The second Amalienborg was built by Frederick IV at the beginning of his reign. The second Amalienborg consisted of a summerhouse, a central pavilion with orangeries, arcades on both side of the pavilion. On one side of the buildings was a French-style garden, on the other side were military drill grounds; the pavilion had a dining room on the groundfloor. On the upper floor was a salon with a view out to the harbour, the garden and the drill grounds. Amalienborg is the centrepiece of Frederiksstaden, a district, built by King Frederick V to commemorate in 1748 the tercentenary of the Oldenburg family's ascent to the throne of Denmark, in 1749 the tercentenary of the coronation of Christian I of Denmark; this development is thought to have been the brainchild of Danish Ambassador Plenipotentiary in Paris, Johann Hartwig Ernst Bernstorff. Heading the project was Lord High Steward Adam Gottlob Moltke, one of the most powerful and influential men in the land, with Nicolai Eigtved as royal architect and supervisor.

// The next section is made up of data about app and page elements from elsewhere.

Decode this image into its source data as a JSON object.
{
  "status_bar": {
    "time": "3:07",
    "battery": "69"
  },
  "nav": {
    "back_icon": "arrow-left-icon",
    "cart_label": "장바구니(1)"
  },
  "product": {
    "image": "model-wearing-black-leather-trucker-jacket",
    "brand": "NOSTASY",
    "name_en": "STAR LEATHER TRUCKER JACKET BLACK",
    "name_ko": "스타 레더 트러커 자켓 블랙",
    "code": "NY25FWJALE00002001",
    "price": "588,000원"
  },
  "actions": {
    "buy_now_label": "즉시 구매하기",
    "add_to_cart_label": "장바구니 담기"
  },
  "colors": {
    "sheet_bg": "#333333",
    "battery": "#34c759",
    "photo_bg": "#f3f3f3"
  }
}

The project consisted of four identical mansions, built to house four distinguished families of nobility from the royal circles, placed around an octagonal square. These mansions form the modern palace of Amalienborg, albeit much modified over the years; when the Royal Family found itself homeless after the Christiansborg Palace fire of 1794, the palaces were empty for long periods throughout the year, with the exception of the Brockdorff Palace, which housed the Naval Academy. The noblemen who owned them were willing to part with their mansions for promotion and money, the Moltke and Schack Palaces were acquired in the course of a few days. Since that date successive royal family members have lived at Amalienborg as a royal residence and kings have lent their names to the four palaces. A colonnade, designed by royal architect Caspar Frederik Harsdorff, was added 1794-1795 to connect the occupied King’s palace, Moltke Palace, with that of the Crown Prince, Schack’s Palace. According to Eigtved’s master plans for Frederikstad and the Amalienborg Palaces, the four palaces surrounding the plaza were conceived of as town mansions for the families of chosen nobility.
Their exteriors were identical. The site on which the aristocrats could build was given to them free of charge, they were further exempted from taxes and duties; the only conditions were that the palaces should comply to the Frederikstad architectural specifications, that they should be built within a specified time framework. Building of the palaces on the western side of the square started in 1750; when Eigtved died in 1754 the two western palaces had been completed. The work on the other palaces was continued by Eigtved's colleague and rival, Lauritz de Thurah according to Eigtved’s plans; the palaces were completed in 1760. The four palaces are: Christian VII's Palace known as Moltke's Palace Christian VIII's Palace known as Levetzau's Palace Frederick VIII's Palace known as Brockdorff's Palace Christian IX's Palace, originally